In one year, West Michigan Aviation Academy’s FIRST Robotics program grew from one, 16-member team to three teams totaling 40 members, illustrating the growing popularity of the program in the region and state.
Teams of students construct machines to perform a specific task, which changes every year at FIRST (For Inspiration and Recognition of Science and Technology) Robotics competitions.
West Michigan coaches and advisers credit state lawmakers for bolstering the movement with a $3 million investment this past school year and another $2 million for district grants is in the 2014-15 budget.
The governor was joined at the June bill signing by winning students from the state’s FIRST Robotics competition in April.
“A FIRST Robotics program is a $30,000 to $40,000 investment and that is not easy to do when many schools are strapped for cash, ‘’ said Ron Baum, engineering and robotics adviser for the aviation charter school. “The legislators helped schools with the expense for this fun, exciting, creative, innovative program that can be a high-paying career.
“A lot of our students are focusing on engineering and technology, STEM (science, technology, engineering and math) fields, and we could possibly have a fourth team next year.”
Doug Hepfer, coach of the award-winning Grandville Public Schools RoboDawgs said schools last year were able to qualify for at least $4,500 to help with the expensive program because of state revenue. He said the district’s three teams have 80 members who benefited from around $18,000 in state cash.
“It is exciting the state is putting money into these types of extra-curricular programs that drive STEM education,” said Hepfer, who said it used to require a lot more fundraising. “People are becoming more aware of what an exciting education opportunity this is.”
Harrison Park School, a K-8 program in Grand Rapids Public Schools, started a robotics program last year. West Catholic High School’s robotics program established a middle school program that encompasses students from 15 private, public, and charter schools as well as home schooled students.

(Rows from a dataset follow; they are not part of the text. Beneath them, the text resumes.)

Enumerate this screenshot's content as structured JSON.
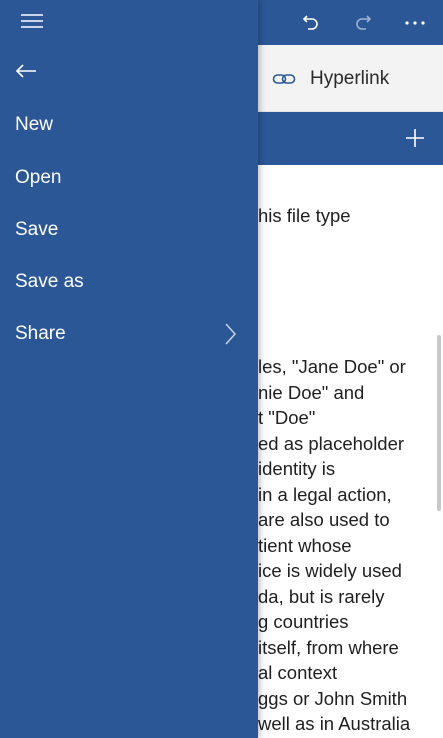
{
  "toolbar": {
    "undo_icon": "undo-icon",
    "redo_icon": "redo-icon",
    "more_icon": "more-icon"
  },
  "ribbon": {
    "hyperlink_label": "Hyperlink",
    "hyperlink_icon": "link-icon"
  },
  "addbar": {
    "add_icon": "plus-icon"
  },
  "document": {
    "lines": [
      "his file type",
      "les, \"Jane Doe\" or",
      "nie Doe\" and",
      "t \"Doe\"",
      "ed as placeholder",
      "identity is",
      "in a legal action,",
      "are also used to",
      "tient whose",
      "ice is widely used",
      "da, but is rarely",
      "g countries",
      "itself, from where",
      "al context",
      "ggs or John Smith",
      "well as in Australia"
    ]
  },
  "nav": {
    "hamburger_icon": "hamburger-icon",
    "back_icon": "back-arrow-icon",
    "items": [
      {
        "label": "New"
      },
      {
        "label": "Open"
      },
      {
        "label": "Save"
      },
      {
        "label": "Save as"
      },
      {
        "label": "Share",
        "has_submenu": true
      }
    ]
  },
  "colors": {
    "accent": "#2b5797",
    "ribbon_bg": "#f3f3f3",
    "doc_text": "#1f1f1f"
  }
}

Last year, 40 West Michigan high school robotics teams matched wits at the FIRST Robotics competition at Grand Valley State University.
Hepfer said the program is experiencing a “tremendous boom.”